Predictions of society have been bandied about for close to half a century, driven by an unbridled faith that technology would eliminate the need for something as old-fashioned as record-keeping on pulverized cellulose.
A look at conventional assumptions about Mexican drug cartels:
Recently, there’s been some back and forth among Jonathan Chait, Ross Douthat and Timothy Carney over the film “12 Years a Slave” and the persistence of racism. All three posts are worth reading, with Douthat and Carney holding up the conservative high-end of a discussion that typically consists of two circular questions: Why do conservatives continue to abet racism in their ranks?

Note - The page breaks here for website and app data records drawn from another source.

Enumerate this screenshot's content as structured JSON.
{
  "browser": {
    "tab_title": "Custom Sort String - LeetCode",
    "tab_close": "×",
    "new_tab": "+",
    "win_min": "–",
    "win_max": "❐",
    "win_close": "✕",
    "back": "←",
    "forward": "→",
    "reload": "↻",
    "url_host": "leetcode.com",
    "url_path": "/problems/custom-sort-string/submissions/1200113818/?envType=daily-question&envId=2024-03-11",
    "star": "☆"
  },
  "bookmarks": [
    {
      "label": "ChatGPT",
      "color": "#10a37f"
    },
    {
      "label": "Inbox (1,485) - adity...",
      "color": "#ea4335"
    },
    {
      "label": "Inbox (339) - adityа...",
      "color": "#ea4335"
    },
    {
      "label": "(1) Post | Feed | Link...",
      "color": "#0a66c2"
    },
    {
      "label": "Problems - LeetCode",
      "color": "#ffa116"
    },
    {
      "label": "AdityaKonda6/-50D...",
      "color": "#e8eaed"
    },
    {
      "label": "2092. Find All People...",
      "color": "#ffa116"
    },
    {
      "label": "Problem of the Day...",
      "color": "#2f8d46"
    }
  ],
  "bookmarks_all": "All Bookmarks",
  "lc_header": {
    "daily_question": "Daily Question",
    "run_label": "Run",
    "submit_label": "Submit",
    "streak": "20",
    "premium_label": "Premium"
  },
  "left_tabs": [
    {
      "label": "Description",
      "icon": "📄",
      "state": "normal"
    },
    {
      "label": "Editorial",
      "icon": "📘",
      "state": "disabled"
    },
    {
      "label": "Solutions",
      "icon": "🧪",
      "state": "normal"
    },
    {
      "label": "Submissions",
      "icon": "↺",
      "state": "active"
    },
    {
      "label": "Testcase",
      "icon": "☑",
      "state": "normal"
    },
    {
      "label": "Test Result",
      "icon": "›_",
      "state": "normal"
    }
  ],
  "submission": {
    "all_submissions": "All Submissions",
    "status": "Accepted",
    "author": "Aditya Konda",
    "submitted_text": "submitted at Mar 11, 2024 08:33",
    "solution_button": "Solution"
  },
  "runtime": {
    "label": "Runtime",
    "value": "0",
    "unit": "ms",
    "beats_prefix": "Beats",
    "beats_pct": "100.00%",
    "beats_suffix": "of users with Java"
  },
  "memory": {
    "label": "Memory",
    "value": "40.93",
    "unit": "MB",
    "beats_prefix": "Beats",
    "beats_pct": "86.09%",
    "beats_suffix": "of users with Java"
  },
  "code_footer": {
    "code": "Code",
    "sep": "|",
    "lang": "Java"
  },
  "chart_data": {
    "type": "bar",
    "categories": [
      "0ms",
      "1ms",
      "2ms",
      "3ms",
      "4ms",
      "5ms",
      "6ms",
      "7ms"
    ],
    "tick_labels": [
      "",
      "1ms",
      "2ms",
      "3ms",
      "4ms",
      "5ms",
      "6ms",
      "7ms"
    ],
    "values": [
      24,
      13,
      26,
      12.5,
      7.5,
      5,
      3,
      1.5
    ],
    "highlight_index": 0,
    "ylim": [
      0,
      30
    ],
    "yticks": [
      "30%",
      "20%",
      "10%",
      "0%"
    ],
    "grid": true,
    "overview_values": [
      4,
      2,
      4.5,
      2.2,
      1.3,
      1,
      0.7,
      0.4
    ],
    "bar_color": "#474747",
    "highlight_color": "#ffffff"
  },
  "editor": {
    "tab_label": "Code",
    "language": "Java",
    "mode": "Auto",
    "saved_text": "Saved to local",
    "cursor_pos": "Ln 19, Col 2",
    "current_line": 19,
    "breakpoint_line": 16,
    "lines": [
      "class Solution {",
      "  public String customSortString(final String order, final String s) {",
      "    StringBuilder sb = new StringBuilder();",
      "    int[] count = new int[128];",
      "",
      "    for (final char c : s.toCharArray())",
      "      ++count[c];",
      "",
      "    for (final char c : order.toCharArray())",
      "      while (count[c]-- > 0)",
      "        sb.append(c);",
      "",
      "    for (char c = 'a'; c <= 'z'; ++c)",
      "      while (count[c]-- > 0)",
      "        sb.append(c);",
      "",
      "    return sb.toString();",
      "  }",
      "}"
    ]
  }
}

And why do liberals insist on calling conservatives racist?
Despite a successful political career that includes six statewide election victories in Massachusetts, capturing the Democratic presidential nomination and coming within a hair of winning the White House, John Kerry often seems awkward, aloof, pompous and politically tone deaf.
When I wrote about former Navy reservist Graciela Saraiva three weeks ago, her case was supposed to be closed.
My father died Thursday, in the scheme of things nothing remarkable. Almost 2.5 million Americans die each year, over 6,700 each day. Birth and death are the two human certainties (I’ll leave aside taxes), one joyfully anticipated, the other dreaded. Our metaphors for death — “a falling star,” “the birthday of eternity,” “wilted leaves on the tree of life,” “the next great adventure” — are but weak attempts to understand our most profound mystery.
The “feminist nightmare” is recurring.
Adding to all its other problems, the intelligence community’s inspector general, I. Charles McCullough III, has discovered a rash of fraud cases involving employees and contractors within the 16 agencies and the Office of the Director of National Intelligence (ODNI).
Elizabeth Warren pledged last week to finish out her Senate term and pass on a 2016 run for the White House.
Guantanamo Bay’s reputation as the dark heart of America’s war on terror tends to overshadow its more banal role as a naval base filled with troops, their families and, to a lesser extent, their pretty, pretty cars.
Larry Summers is talking about it. So is Paul Krugman. So are other economists. And everyone else is talking about the folks who are talking about it.